- Exercise:
Provide the records once more, identical to the original.

- Data for analysis:
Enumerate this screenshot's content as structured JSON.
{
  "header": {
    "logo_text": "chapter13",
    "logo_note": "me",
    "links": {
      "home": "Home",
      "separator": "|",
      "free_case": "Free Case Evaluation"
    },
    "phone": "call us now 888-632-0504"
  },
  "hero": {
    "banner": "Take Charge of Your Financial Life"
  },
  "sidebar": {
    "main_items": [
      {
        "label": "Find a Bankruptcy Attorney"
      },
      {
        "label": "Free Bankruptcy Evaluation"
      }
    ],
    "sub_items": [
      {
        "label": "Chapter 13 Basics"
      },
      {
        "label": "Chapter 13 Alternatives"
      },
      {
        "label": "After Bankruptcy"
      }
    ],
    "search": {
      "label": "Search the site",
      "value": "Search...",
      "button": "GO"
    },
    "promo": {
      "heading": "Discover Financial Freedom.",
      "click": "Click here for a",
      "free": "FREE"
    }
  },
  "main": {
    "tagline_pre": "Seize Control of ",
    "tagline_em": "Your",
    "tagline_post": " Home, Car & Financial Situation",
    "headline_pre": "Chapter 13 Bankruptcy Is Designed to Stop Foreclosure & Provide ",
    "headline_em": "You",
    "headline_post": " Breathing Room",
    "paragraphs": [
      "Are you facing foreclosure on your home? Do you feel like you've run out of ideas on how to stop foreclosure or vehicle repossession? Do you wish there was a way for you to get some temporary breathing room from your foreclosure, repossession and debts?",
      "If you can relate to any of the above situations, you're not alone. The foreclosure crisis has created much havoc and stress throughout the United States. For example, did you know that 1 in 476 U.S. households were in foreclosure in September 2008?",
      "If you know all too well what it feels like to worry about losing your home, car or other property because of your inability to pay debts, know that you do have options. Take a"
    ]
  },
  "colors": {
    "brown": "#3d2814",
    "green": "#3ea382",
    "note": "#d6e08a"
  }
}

- Output for this task:
Enumerate this screenshot's content as structured JSON.
{
  "header": {
    "logo_text": "chapter13",
    "logo_note": "me",
    "links": {
      "home": "Home",
      "separator": "|",
      "free_case": "Free Case Evaluation"
    },
    "phone": "call us now 888-632-0504"
  },
  "hero": {
    "banner": "Take Charge of Your Financial Life"
  },
  "sidebar": {
    "main_items": [
      {
        "label": "Find a Bankruptcy Attorney"
      },
      {
        "label": "Free Bankruptcy Evaluation"
      }
    ],
    "sub_items": [
      {
        "label": "Chapter 13 Basics"
      },
      {
        "label": "Chapter 13 Alternatives"
      },
      {
        "label": "After Bankruptcy"
      }
    ],
    "search": {
      "label": "Search the site",
      "value": "Search...",
      "button": "GO"
    },
    "promo": {
      "heading": "Discover Financial Freedom.",
      "click": "Click here for a",
      "free": "FREE"
    }
  },
  "main": {
    "tagline_pre": "Seize Control of ",
    "tagline_em": "Your",
    "tagline_post": " Home, Car & Financial Situation",
    "headline_pre": "Chapter 13 Bankruptcy Is Designed to Stop Foreclosure & Provide ",
    "headline_em": "You",
    "headline_post": " Breathing Room",
    "paragraphs": [
      "Are you facing foreclosure on your home? Do you feel like you've run out of ideas on how to stop foreclosure or vehicle repossession? Do you wish there was a way for you to get some temporary breathing room from your foreclosure, repossession and debts?",
      "If you can relate to any of the above situations, you're not alone. The foreclosure crisis has created much havoc and stress throughout the United States. For example, did you know that 1 in 476 U.S. households were in foreclosure in September 2008?",
      "If you know all too well what it feels like to worry about losing your home, car or other property because of your inability to pay debts, know that you do have options. Take a"
    ]
  },
  "colors": {
    "brown": "#3d2814",
    "green": "#3ea382",
    "note": "#d6e08a"
  }
}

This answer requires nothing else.